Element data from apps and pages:
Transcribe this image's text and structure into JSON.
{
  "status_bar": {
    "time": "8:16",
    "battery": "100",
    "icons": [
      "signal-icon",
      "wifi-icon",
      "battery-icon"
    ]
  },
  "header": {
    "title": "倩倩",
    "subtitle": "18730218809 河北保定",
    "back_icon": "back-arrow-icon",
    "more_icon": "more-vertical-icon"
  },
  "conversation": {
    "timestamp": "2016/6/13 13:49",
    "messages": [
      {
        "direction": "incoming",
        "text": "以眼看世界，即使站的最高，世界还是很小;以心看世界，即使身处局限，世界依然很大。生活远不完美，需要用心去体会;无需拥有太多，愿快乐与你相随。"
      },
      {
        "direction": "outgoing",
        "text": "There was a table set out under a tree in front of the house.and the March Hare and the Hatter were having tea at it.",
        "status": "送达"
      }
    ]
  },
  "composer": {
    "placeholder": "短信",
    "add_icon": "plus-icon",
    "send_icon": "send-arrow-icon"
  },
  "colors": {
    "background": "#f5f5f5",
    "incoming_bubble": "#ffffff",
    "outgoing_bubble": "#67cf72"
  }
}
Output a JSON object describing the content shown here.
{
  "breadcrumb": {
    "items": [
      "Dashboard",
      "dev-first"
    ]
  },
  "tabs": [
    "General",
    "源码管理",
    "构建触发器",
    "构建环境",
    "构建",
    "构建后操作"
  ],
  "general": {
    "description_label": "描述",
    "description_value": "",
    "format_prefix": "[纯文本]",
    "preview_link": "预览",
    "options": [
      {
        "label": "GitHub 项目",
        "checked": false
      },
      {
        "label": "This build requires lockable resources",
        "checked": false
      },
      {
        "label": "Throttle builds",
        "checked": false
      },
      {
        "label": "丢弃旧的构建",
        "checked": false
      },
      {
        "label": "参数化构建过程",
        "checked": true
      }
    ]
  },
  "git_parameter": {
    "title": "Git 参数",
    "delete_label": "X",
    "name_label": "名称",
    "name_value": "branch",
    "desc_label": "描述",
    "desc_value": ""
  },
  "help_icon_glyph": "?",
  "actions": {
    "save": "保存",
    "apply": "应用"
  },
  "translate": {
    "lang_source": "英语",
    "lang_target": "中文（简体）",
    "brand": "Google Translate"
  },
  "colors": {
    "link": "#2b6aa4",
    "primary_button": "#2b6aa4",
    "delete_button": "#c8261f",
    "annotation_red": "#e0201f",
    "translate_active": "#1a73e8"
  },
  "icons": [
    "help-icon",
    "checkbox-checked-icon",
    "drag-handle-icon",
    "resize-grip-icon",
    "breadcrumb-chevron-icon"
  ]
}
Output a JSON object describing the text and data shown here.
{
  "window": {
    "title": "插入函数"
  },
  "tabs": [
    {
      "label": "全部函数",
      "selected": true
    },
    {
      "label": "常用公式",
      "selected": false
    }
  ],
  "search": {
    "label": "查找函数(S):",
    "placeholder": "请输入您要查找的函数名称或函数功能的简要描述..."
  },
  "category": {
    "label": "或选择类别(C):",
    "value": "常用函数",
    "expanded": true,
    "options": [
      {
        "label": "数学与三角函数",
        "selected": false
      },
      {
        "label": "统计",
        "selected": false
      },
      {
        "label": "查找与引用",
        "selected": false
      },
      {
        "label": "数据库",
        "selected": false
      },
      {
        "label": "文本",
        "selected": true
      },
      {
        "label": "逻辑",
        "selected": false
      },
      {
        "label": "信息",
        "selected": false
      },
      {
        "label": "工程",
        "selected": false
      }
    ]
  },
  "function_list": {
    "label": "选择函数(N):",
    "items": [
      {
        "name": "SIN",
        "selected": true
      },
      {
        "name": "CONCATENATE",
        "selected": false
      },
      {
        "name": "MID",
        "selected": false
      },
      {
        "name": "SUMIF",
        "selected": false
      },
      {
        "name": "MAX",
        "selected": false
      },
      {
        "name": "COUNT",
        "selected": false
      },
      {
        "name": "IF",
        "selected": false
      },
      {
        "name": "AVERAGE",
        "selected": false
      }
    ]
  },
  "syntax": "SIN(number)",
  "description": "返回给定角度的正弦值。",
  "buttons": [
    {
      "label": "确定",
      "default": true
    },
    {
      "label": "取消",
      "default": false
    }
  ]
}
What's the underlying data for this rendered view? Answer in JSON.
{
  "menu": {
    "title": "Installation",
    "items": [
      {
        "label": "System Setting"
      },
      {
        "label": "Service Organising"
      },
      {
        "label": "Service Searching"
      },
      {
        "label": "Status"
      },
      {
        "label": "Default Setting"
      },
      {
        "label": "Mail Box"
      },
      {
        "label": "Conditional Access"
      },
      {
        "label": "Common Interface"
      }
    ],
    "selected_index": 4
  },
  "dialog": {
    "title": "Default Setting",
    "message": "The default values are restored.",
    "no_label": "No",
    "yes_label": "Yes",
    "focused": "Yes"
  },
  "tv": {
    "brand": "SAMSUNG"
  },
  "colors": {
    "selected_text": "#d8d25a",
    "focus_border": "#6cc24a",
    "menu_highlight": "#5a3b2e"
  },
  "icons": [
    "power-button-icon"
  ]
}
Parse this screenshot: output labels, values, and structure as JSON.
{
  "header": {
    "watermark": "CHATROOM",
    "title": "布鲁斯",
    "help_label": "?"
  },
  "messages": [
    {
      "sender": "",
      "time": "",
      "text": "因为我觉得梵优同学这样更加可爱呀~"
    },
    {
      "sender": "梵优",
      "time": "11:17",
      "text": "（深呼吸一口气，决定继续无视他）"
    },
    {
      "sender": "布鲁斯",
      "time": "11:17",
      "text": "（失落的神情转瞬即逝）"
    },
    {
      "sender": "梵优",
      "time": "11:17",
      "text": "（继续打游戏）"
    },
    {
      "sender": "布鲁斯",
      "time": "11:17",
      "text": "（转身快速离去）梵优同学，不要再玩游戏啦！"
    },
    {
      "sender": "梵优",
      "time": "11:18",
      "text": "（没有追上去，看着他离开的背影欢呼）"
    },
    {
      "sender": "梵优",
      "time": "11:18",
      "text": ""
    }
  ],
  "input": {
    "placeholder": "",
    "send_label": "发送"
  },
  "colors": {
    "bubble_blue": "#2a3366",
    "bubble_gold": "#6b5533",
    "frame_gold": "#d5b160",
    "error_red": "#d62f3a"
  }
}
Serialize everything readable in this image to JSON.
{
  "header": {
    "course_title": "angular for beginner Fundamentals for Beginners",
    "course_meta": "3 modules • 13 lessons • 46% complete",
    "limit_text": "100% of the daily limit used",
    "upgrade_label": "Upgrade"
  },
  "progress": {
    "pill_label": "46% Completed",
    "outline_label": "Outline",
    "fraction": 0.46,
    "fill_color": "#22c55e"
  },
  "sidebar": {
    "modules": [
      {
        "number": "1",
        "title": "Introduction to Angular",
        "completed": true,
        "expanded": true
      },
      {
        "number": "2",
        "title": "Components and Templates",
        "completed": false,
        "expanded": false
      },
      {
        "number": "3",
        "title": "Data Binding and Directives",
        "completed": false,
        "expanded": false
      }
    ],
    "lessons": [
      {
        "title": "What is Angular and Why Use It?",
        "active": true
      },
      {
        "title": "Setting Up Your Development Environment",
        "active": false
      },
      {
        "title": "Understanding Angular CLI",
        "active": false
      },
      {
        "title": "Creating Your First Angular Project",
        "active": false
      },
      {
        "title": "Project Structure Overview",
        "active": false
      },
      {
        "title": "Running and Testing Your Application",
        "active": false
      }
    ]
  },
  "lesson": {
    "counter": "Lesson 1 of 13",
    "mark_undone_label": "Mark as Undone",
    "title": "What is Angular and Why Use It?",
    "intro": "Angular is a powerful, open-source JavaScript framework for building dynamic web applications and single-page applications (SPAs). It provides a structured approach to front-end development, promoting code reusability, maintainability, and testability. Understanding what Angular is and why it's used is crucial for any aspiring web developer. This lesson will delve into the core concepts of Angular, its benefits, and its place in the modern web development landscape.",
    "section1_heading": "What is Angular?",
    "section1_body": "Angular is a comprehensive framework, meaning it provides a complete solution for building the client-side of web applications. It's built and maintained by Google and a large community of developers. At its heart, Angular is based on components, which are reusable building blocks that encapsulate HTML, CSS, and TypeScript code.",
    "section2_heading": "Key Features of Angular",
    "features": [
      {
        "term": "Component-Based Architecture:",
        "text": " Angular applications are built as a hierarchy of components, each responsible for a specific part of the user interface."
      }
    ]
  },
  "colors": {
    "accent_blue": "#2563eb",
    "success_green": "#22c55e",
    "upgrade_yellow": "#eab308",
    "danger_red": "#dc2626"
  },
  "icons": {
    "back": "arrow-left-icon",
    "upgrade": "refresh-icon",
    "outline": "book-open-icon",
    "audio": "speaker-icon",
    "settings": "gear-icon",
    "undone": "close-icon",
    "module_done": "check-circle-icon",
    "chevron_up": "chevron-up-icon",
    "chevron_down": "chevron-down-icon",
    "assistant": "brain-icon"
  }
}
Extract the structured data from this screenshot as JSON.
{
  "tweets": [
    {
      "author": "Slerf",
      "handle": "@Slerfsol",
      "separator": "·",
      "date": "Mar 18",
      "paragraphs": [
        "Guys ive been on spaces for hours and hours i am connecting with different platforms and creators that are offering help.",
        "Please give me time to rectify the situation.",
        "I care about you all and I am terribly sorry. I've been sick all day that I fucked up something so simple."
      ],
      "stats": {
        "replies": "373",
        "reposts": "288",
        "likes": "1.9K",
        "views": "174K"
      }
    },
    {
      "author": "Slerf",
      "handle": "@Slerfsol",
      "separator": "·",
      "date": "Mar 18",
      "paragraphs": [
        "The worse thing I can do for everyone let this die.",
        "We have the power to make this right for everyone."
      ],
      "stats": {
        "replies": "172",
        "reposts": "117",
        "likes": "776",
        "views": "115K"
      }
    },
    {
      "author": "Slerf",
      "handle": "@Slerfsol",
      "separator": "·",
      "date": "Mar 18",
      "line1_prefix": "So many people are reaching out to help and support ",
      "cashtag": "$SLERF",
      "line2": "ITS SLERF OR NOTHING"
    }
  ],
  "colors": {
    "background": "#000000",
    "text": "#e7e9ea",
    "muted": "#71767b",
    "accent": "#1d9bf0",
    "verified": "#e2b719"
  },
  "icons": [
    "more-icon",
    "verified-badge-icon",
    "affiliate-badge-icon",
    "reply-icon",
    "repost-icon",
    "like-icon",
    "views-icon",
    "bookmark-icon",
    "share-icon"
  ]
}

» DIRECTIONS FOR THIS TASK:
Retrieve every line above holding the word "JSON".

» RESULT OF THE EXERCISE:
Transcribe this image's text and structure into JSON.
Output a JSON object describing the content shown here.
Output a JSON object describing the text and data shown here.
What's the underlying data for this rendered view? Answer in JSON.
Parse this screenshot: output labels, values, and structure as JSON.
Serialize everything readable in this image to JSON.
Extract the structured data from this screenshot as JSON.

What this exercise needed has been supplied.